Ballet Exercises for Beginners
Ballet is one of the most graceful, yet physically challenging, art forms in the world. Each movement requires strength, coordination and control, and only through years of proper training can a student master the complex and difficult steps required in ballet. Once beginners have mastered the basic movements and techniques, they can begin to link these steps together in choreography, creating a beautiful piece of performance art.
The plié, meaning to bend, is one of the most essential movements for a beginning dancer to understand, since most steps in ballet utilize this movement. A plié can be done in several positions of the feet or even on one leg. Start with your feet turned out in first position, meaning the heels are touching and the toes are pointed out to the sides between 60 to 90 degrees. Slowly and with control, bend the knees without lifting the heels off the ground. The knees should be pointed out to the side. Then straighten the legs and return to the starting position.
Plié exercises are generally done at the barre, but can also be done away from the barre to help with strength, posture and balance.
Tendus and Dégagés
Tendu exercises help beginners to understand the pointed position of the foot that is essential in ballet. Start with the feet in first position and slowly brush the foot along to floor in front of you until your foot is in a pointed position. The foot and leg are turned out and the toe is gently resting on the floor with a strong pointed foot. Return to first position by brushing the toes and foot back along the floor. A tendu, meaning to stretch, can be done to the front, side or back.
A dégagé, meaning to disengage, is similar to a tendu but the toe is raised slightly off the floor. The movement is much quicker and stronger than a tendu, but must be very controlled. Dégagés can also be done to the front, side or back.
Tendu and dégagé exercises are usually done with the barre as part of the warm up, but it is also common to see similar exercises done in the center of the room without the barre to help beginners learn balance, control and coordination.
A relevé, meaning to rise, is when the heels are raised off the floor, either with or without a springing action. When first learning this movement, dancers start with their feet in first position and slowly raise the heels off the ground, then with control press back down to first position. This raised position of the feet is referred to as three-quarter pointe. This movement is also learned at the barre and then brought into the center of the room to work on balance and control.
Relevés strengthen the feet and calf muscles, and is used as a preparation for pirouettes (turns) and for pointe work.

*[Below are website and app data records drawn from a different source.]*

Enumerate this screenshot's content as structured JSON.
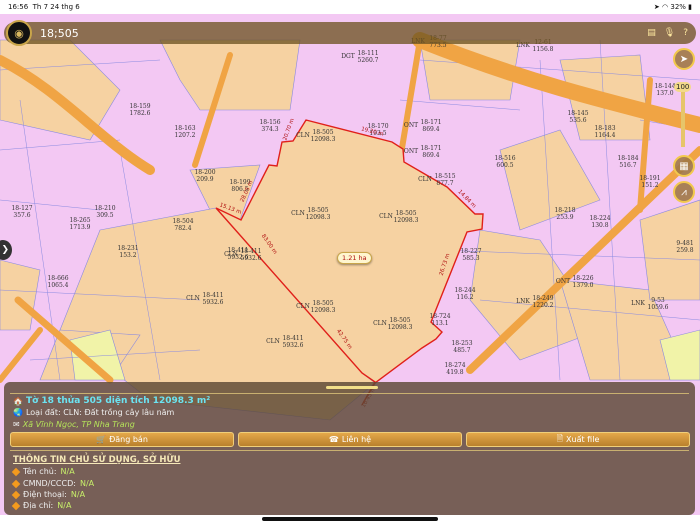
{
  "status_bar": {
    "time": "16:56",
    "date": "Th 7 24 thg 6",
    "battery": "32%"
  },
  "top_bar": {
    "search_value": "18;505"
  },
  "map": {
    "zoom_level": "100",
    "area_badge": "1.21 ha",
    "edge_lengths": [
      "19.20 m",
      "14.84 m",
      "26.73 m",
      "42.75 m",
      "83.00 m",
      "15.13 m",
      "28.05 m",
      "20.70 m",
      "16.45 m"
    ],
    "parcels": [
      [
        "CLN",
        "18-505",
        "12098.3"
      ],
      [
        "CLN",
        "18-505",
        "12098.3"
      ],
      [
        "CLN",
        "18-505",
        "12098.3"
      ],
      [
        "CLN",
        "18-505",
        "12098.3"
      ],
      [
        "CLN",
        "18-505",
        "12098.3"
      ],
      [
        "CLN",
        "18-411",
        "5932.6"
      ],
      [
        "",
        "18-411",
        "5932.6"
      ],
      [
        "CLN",
        "18-411",
        "5932.6"
      ],
      [
        "CLN",
        "18-411",
        "5932.6"
      ],
      [
        "",
        "18-199",
        "806.5"
      ],
      [
        "",
        "18-200",
        "209.9"
      ],
      [
        "",
        "18-156",
        "374.3"
      ],
      [
        "",
        "18-163",
        "1207.2"
      ],
      [
        "",
        "18-170",
        "193.5"
      ],
      [
        "ONT",
        "18-171",
        "869.4"
      ],
      [
        "ONT",
        "18-171",
        "869.4"
      ],
      [
        "CLN",
        "18-515",
        "877.7"
      ],
      [
        "",
        "18-227",
        "585.3"
      ],
      [
        "",
        "18-244",
        "116.2"
      ],
      [
        "",
        "18-253",
        "485.7"
      ],
      [
        "",
        "18-274",
        "419.8"
      ],
      [
        "",
        "18-724",
        "113.1"
      ],
      [
        "",
        "18-159",
        "1782.6"
      ],
      [
        "",
        "18-265",
        "1713.9"
      ],
      [
        "",
        "18-666",
        "1065.4"
      ],
      [
        "",
        "18-127",
        "357.6"
      ],
      [
        "",
        "18-504",
        "782.4"
      ],
      [
        "DGT",
        "18-111",
        "5260.7"
      ],
      [
        "LNK",
        "18-77",
        "773.5"
      ],
      [
        "LNK",
        "12-61",
        "1156.8"
      ],
      [
        "",
        "18-145",
        "535.6"
      ],
      [
        "",
        "18-183",
        "1164.4"
      ],
      [
        "ONT",
        "18-226",
        "1379.0"
      ],
      [
        "LNK",
        "9-53",
        "1059.6"
      ],
      [
        "",
        "18-144",
        "137.0"
      ],
      [
        "",
        "18-184",
        "516.7"
      ],
      [
        "",
        "18-191",
        "151.2"
      ],
      [
        "LNK",
        "18-249",
        "1220.2"
      ],
      [
        "",
        "18-516",
        "600.5"
      ],
      [
        "",
        "18-218",
        "253.9"
      ],
      [
        "",
        "18-224",
        "130.8"
      ],
      [
        "",
        "9-481",
        "259.8"
      ],
      [
        "",
        "18-210",
        "309.5"
      ],
      [
        "",
        "18-231",
        "153.2"
      ]
    ]
  },
  "panel": {
    "title": "Tờ 18 thửa 505 diện tích 12098.3 m²",
    "land_type": "Loại đất: CLN: Đất trồng cây lâu năm",
    "address": "Xã Vĩnh Ngọc, TP Nha Trang",
    "buttons": {
      "sell": "Đăng bán",
      "contact": "Liên hệ",
      "export": "Xuất file"
    },
    "owner_section": "THÔNG TIN CHỦ SỬ DỤNG, SỞ HỮU",
    "owner_fields": [
      {
        "label": "Tên chủ:",
        "value": "N/A"
      },
      {
        "label": "CMND/CCCD:",
        "value": "N/A"
      },
      {
        "label": "Điện thoại:",
        "value": "N/A"
      },
      {
        "label": "Địa chỉ:",
        "value": "N/A"
      }
    ]
  }
}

A sauté, meaning to jump, is the first jumping exercise a beginning dancer will learn. It's a small jump that starts and finishes on two feet. Begin the movement with a plié. Using the momentum of the plié, push off the ground so the feet are fully pointed underneath you in the air. When landing, finish back with the feet in first position and in a controlled plié position. The jump can be repeated from that plié position. All jumps in ballet land in a plié position.
Jumps are traditionally done as part of the center practice, but many teachers ask students to use the barre when they are first learning sautés to help get the body off the ground with the feet in a pointed and turned out position in the air.
Every class will finish with a révérence, which is a bow or curtsy. This acknowledges the work of the teacher and pianist, and is a sign of respect and thanks. A basic révérence can include a step to the side with the other foot placed behind in a pointed position, then a graceful bow or curtsy. This movement is then repeated to the other side.
Elaine Wiltshire has been working as a journalist since 2006 and is now a freelance writer and editor. She trained in Cecchetti ballet for 20 years and is now a certified yoga instructor specializing in yoga for athletes. Wiltshire is also the publisher of Scrum, Ontario's rugby magazine.